*** RECORDS FOR THIS EXERCISE ***
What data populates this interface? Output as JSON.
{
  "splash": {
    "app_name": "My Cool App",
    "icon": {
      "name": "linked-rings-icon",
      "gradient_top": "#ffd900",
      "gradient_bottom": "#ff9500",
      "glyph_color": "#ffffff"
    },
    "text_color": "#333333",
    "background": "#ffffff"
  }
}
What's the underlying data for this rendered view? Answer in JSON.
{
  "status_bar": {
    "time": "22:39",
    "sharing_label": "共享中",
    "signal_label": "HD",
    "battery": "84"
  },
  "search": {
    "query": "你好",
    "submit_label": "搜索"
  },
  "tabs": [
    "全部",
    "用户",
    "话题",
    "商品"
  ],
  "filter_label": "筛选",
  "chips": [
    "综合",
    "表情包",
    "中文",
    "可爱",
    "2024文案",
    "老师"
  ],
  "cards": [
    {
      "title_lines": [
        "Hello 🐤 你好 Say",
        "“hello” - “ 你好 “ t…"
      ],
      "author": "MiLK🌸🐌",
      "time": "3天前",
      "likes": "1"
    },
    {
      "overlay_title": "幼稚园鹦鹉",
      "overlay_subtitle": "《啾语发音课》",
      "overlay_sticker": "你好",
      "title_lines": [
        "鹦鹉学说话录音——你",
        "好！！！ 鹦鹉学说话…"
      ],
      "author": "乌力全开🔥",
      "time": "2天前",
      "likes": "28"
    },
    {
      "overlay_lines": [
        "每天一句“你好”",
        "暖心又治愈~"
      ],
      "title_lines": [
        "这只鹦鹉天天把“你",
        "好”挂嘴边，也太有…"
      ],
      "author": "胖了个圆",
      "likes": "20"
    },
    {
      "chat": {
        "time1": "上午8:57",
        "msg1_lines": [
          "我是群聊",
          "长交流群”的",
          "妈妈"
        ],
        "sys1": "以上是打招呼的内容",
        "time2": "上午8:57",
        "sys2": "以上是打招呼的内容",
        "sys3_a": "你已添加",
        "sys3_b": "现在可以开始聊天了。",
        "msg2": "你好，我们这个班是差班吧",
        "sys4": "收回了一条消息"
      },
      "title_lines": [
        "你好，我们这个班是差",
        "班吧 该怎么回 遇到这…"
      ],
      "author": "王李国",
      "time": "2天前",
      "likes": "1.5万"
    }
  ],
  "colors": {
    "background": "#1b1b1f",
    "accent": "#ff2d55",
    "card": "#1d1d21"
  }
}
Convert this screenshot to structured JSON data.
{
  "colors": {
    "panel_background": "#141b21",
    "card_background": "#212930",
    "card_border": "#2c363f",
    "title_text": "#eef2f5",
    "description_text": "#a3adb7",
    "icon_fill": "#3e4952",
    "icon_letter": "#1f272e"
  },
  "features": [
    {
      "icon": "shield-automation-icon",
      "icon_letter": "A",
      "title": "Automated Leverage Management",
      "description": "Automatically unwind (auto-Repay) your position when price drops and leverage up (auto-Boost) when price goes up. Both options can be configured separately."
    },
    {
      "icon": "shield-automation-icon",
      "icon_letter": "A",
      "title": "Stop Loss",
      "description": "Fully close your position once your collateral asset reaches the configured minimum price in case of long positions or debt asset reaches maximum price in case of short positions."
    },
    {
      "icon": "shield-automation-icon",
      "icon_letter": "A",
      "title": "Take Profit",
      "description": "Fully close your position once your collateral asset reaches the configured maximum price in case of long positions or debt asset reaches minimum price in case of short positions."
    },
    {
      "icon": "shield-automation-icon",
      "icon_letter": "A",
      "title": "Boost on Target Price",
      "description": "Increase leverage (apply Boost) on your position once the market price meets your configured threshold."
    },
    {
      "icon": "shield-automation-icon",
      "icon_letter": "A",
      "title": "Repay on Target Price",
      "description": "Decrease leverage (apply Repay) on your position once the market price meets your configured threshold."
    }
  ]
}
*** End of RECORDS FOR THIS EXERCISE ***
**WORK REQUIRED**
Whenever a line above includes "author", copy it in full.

**TASK SOLUTION**
      "author": "MiLK🌸🐌",
      "author": "乌力全开🔥",
      "author": "胖了个圆",
      "author": "王李国",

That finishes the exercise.